Excerpts from an interface dataset:
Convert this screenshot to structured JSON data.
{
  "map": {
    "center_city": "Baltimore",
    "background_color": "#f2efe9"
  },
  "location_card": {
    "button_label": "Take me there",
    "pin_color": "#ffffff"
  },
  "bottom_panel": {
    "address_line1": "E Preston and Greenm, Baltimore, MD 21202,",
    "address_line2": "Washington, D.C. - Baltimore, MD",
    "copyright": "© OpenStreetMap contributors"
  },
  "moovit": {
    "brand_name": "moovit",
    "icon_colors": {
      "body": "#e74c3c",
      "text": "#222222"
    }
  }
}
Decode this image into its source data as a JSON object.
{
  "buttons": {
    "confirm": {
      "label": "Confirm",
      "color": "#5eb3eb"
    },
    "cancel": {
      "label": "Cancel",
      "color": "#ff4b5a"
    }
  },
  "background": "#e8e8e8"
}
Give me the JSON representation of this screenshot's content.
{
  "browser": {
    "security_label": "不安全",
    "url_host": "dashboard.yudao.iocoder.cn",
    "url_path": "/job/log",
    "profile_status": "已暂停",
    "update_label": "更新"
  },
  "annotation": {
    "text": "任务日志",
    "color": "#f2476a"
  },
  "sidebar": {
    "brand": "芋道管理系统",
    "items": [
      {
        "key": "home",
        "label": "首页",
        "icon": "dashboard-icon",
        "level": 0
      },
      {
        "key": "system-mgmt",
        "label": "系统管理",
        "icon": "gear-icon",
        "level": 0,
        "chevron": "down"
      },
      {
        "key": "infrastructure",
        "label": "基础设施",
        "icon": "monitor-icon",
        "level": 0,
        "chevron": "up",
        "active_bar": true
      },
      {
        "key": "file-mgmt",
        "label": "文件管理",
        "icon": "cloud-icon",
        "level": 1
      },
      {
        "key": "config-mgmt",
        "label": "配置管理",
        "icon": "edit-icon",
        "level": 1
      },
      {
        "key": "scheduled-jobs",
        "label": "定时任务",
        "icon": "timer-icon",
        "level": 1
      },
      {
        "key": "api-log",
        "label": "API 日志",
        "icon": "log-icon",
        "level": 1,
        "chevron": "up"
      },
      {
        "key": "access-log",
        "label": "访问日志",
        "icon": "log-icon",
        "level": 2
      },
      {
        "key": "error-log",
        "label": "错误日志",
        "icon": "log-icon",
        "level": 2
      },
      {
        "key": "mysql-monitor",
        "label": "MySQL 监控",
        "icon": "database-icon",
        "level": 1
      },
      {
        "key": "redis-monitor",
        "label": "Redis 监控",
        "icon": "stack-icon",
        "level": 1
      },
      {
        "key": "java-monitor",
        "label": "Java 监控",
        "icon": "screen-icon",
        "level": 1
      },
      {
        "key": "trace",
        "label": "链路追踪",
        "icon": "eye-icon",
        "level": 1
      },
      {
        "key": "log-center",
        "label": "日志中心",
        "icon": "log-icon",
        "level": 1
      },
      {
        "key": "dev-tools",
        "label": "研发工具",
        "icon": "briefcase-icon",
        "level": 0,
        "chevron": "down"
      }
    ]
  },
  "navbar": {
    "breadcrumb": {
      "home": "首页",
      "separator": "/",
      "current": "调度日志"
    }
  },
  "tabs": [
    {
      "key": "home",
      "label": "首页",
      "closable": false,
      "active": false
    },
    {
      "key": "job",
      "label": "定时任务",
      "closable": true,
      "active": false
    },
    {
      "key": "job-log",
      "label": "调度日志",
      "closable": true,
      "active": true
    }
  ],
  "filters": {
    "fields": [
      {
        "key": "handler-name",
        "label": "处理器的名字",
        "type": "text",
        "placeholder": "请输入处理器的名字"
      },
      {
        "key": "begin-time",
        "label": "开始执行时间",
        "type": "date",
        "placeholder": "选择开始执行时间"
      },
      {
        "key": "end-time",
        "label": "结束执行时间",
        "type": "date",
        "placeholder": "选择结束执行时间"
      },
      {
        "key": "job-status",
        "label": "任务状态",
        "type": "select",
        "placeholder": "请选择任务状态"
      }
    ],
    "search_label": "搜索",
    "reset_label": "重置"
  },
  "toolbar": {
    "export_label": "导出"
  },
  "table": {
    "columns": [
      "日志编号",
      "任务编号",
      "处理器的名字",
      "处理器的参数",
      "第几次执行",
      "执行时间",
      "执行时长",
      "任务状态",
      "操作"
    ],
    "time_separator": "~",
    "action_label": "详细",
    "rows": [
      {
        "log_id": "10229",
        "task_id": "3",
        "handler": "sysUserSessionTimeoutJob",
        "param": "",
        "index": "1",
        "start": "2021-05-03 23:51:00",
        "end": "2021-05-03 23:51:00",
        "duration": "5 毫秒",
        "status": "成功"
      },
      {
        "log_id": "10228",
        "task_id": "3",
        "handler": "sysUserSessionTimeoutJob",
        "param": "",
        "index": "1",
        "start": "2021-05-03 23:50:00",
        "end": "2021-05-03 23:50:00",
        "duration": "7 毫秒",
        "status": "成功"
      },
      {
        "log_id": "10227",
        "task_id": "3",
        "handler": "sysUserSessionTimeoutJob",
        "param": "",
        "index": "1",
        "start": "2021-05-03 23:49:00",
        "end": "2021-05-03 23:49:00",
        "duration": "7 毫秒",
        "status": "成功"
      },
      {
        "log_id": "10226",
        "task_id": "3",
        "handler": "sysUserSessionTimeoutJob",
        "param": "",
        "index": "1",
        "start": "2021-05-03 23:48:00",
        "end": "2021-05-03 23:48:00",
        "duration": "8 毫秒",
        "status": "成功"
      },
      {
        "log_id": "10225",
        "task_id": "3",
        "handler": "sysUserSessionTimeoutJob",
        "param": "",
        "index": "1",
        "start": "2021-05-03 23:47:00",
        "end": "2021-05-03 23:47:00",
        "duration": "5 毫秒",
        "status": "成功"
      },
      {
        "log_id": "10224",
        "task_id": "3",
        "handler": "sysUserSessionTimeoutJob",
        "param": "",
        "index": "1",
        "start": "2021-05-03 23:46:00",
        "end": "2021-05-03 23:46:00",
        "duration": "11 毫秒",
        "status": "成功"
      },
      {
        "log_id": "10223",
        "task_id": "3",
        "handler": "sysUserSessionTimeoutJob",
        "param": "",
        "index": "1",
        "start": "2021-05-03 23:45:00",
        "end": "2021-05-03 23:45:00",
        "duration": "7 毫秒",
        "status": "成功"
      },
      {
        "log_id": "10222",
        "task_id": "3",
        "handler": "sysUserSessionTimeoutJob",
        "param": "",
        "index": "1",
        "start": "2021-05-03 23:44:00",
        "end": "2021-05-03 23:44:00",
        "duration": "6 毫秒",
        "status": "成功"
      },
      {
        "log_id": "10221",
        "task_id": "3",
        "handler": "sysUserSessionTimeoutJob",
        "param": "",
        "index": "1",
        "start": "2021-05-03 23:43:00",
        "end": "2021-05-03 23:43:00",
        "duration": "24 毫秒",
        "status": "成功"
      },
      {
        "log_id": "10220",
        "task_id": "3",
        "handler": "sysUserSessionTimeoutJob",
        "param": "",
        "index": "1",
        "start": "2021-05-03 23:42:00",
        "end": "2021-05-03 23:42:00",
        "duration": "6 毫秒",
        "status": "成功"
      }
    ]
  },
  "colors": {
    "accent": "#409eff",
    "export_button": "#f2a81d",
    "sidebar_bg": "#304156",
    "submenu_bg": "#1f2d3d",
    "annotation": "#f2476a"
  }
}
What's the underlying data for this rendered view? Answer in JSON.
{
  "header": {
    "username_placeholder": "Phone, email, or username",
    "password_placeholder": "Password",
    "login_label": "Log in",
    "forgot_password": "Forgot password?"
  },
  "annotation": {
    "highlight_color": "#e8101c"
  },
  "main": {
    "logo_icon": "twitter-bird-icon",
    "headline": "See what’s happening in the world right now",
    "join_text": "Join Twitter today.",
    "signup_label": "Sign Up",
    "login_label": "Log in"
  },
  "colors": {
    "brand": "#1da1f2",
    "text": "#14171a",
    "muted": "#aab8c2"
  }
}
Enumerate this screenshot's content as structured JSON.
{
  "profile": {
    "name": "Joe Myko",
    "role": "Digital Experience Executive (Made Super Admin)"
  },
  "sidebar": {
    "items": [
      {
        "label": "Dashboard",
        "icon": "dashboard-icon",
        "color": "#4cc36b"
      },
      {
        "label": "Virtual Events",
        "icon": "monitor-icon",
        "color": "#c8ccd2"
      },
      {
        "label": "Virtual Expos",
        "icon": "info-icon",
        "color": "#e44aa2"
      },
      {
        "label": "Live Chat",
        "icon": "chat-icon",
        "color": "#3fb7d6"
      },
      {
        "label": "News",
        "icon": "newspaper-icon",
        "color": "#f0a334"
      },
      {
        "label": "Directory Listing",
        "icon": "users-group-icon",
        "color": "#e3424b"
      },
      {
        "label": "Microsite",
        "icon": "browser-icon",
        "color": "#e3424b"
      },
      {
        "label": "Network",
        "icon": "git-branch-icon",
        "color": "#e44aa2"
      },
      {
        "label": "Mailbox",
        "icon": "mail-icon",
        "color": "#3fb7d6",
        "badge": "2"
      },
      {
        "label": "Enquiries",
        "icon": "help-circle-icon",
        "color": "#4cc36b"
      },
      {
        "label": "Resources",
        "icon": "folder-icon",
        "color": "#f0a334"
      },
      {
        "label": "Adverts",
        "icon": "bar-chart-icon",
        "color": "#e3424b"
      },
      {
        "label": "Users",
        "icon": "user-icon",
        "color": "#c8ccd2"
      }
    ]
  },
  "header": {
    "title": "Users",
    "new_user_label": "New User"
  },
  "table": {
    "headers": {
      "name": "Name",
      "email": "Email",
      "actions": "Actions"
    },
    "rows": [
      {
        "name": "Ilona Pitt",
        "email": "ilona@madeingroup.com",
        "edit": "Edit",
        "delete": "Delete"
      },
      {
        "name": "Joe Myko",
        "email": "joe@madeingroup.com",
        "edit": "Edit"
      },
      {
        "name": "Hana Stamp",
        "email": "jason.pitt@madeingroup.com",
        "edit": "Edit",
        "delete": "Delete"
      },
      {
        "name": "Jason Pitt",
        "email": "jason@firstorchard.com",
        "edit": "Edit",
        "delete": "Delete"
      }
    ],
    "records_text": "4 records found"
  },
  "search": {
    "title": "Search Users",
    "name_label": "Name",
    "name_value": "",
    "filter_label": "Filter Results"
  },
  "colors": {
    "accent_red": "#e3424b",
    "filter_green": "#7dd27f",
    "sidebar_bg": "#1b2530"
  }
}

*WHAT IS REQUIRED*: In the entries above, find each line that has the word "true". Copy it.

*WRITTEN ANSWER*:
        "active_bar": true
      "closable": true,
      "closable": true,
      "active": true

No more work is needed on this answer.